#### [Exercise directions]
Return the lines below in which the string "title" occurs.

======

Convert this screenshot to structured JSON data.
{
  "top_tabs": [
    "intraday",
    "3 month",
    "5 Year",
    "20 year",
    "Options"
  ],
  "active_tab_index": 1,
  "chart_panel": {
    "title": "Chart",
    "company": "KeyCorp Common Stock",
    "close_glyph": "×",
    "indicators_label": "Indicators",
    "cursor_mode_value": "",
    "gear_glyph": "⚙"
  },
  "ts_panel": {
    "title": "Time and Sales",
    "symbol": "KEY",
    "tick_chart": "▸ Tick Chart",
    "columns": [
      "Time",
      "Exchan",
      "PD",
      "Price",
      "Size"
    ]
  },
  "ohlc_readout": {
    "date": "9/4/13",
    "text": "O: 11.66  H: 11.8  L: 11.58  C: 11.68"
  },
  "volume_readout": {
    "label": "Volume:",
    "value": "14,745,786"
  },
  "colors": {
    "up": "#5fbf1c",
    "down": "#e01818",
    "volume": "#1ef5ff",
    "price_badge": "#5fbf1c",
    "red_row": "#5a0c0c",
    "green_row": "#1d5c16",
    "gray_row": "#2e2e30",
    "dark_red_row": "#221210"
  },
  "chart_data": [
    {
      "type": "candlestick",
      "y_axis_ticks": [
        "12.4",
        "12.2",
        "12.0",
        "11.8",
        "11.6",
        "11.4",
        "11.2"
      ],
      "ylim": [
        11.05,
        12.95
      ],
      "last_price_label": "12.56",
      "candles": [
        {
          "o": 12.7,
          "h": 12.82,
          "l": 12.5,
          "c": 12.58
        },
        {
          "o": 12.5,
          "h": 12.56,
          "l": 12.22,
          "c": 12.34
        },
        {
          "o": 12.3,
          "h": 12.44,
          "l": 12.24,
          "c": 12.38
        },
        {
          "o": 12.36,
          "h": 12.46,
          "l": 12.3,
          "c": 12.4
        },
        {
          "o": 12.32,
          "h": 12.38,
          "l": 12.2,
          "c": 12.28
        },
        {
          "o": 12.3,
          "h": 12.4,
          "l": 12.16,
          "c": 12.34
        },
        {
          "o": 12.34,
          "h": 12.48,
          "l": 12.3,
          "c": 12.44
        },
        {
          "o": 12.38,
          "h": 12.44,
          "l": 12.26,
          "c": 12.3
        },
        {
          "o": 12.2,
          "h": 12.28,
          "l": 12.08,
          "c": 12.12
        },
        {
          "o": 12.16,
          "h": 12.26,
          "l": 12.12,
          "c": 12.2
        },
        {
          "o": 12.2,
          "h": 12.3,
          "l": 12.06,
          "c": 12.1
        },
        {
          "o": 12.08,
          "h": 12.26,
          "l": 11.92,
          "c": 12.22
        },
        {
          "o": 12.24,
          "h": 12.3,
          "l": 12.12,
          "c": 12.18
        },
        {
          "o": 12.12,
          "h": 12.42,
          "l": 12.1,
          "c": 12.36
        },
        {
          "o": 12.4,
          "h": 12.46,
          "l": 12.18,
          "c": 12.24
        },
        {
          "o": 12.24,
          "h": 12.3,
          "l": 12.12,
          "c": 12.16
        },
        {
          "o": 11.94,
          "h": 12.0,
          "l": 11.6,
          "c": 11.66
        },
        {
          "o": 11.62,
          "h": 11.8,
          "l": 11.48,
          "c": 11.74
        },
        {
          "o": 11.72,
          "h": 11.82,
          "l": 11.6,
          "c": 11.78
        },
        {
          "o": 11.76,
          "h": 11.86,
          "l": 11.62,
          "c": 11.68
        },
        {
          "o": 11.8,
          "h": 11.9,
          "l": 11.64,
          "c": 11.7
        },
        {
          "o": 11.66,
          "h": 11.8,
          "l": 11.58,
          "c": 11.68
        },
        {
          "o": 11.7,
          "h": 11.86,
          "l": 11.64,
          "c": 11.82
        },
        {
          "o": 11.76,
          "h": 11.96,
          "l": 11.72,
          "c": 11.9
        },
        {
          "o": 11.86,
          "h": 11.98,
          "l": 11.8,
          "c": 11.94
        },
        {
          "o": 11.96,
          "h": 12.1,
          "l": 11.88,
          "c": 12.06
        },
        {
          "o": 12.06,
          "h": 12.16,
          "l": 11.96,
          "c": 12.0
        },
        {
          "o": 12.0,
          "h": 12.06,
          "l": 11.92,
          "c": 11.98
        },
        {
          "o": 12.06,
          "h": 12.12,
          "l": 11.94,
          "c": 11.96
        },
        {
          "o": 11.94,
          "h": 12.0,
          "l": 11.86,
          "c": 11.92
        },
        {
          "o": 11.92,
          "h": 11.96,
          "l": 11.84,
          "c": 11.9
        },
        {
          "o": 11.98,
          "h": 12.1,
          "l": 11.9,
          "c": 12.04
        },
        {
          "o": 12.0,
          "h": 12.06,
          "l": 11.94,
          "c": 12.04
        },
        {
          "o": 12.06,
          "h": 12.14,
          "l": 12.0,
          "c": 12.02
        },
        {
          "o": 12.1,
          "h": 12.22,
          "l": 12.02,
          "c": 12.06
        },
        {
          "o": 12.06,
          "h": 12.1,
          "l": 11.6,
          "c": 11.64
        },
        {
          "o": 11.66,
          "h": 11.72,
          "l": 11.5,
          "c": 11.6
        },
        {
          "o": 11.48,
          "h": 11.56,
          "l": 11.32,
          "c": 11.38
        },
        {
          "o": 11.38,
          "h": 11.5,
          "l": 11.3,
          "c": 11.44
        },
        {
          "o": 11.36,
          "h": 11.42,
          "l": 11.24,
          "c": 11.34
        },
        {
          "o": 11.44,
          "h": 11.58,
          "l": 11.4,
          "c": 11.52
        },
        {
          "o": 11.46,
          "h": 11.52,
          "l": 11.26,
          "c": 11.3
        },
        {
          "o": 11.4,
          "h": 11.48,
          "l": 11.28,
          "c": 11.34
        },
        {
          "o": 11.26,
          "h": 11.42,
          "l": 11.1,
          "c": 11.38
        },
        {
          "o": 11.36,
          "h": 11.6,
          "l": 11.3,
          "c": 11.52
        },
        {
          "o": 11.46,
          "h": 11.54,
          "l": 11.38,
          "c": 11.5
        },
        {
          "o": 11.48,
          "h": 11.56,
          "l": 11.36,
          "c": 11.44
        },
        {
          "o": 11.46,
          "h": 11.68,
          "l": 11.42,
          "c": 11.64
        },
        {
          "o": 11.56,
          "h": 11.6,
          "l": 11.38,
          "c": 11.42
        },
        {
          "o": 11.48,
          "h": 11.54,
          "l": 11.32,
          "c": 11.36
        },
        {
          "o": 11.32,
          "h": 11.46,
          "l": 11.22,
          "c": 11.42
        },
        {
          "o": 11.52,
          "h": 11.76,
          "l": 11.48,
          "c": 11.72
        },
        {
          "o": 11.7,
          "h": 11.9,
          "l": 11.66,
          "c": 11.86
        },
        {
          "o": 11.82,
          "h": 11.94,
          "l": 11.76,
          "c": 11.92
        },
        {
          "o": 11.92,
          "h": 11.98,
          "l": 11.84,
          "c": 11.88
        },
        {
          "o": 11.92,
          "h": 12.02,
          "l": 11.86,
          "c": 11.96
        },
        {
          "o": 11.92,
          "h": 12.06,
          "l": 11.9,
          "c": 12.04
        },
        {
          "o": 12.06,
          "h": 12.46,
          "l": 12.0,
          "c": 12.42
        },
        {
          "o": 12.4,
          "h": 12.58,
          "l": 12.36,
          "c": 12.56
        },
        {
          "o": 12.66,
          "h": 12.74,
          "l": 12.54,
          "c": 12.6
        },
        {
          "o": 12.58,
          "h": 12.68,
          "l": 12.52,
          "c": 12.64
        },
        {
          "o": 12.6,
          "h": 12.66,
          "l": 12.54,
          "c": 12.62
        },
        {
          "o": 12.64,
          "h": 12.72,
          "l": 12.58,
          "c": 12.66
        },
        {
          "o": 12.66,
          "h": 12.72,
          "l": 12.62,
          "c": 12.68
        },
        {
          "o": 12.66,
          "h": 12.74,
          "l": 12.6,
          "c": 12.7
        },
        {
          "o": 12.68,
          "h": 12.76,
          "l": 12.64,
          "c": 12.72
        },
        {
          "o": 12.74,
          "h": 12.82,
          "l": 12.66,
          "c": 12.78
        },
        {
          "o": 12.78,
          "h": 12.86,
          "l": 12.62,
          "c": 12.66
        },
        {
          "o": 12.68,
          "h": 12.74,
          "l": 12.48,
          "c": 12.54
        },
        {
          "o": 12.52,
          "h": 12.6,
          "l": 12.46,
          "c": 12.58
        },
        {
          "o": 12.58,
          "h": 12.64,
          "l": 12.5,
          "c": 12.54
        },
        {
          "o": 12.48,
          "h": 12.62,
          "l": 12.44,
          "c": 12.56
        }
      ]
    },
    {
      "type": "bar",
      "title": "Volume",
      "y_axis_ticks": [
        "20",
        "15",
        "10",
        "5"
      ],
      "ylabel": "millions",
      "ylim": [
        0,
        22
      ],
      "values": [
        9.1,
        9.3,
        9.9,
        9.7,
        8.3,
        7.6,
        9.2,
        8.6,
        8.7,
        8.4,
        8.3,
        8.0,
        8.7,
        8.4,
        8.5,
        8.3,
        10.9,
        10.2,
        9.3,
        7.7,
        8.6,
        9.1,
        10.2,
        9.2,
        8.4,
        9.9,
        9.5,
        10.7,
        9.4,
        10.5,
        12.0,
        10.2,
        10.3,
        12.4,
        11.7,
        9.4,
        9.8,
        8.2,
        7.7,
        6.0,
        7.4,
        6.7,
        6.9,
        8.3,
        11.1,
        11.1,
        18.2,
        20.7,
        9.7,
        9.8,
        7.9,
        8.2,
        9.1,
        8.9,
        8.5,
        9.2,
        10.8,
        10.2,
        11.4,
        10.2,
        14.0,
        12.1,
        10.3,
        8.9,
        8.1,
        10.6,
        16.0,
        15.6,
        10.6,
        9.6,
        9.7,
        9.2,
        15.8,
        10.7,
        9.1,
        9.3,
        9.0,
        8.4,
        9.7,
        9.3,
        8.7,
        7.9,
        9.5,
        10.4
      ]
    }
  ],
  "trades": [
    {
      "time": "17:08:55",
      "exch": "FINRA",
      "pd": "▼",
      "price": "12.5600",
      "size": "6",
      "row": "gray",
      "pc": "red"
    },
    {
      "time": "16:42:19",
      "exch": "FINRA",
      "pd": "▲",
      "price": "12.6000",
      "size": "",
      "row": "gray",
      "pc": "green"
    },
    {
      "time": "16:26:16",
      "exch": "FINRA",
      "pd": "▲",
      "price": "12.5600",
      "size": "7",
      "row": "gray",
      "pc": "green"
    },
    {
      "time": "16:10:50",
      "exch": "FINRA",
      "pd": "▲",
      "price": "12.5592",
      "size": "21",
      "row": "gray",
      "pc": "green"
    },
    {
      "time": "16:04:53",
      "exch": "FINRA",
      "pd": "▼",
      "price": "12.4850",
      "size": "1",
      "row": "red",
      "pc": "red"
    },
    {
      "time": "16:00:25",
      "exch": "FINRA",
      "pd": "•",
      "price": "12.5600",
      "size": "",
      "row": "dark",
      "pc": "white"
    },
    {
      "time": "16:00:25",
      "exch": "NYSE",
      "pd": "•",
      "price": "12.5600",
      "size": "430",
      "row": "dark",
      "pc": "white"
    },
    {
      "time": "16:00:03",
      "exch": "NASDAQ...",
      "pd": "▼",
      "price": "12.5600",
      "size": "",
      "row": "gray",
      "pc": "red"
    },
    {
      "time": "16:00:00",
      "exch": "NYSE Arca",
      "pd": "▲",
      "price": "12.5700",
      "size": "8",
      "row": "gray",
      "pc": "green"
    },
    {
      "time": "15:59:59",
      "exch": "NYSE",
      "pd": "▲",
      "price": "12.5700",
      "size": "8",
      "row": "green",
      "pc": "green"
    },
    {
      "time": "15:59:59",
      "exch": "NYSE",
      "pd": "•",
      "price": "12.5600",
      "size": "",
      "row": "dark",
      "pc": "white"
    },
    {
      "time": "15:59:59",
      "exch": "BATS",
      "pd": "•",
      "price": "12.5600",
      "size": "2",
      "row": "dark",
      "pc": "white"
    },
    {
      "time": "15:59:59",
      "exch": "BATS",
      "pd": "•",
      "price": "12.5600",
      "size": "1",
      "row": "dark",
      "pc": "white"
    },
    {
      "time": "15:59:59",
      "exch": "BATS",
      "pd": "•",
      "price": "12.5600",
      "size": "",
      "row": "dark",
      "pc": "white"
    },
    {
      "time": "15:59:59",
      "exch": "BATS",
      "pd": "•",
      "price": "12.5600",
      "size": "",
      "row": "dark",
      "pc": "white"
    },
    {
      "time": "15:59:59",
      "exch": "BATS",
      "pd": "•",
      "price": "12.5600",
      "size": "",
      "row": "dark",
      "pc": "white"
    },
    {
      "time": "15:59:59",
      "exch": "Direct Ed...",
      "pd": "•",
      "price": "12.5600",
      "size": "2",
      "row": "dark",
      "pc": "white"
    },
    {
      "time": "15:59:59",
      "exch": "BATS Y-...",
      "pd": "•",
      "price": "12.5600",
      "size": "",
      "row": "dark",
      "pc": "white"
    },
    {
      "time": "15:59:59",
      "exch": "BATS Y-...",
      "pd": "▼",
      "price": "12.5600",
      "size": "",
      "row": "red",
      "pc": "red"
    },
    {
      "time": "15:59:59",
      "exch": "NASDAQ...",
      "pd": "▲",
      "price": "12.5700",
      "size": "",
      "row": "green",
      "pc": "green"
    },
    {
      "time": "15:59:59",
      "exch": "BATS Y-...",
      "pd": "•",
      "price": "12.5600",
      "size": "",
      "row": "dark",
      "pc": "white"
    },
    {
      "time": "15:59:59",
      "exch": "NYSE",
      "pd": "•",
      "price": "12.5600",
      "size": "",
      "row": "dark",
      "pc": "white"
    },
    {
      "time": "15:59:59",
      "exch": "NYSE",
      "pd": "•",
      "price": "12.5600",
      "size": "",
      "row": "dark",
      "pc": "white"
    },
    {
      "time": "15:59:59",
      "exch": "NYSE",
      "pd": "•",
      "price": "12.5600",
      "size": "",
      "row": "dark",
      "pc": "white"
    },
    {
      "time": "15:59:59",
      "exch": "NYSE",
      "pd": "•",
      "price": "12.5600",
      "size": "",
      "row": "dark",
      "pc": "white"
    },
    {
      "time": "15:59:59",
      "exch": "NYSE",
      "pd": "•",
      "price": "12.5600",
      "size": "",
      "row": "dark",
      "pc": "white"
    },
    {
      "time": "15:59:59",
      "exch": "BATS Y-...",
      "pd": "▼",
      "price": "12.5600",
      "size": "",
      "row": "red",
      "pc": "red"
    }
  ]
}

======

#### [Output below]
    "title": "Chart",
    "title": "Time and Sales",
      "title": "Volume",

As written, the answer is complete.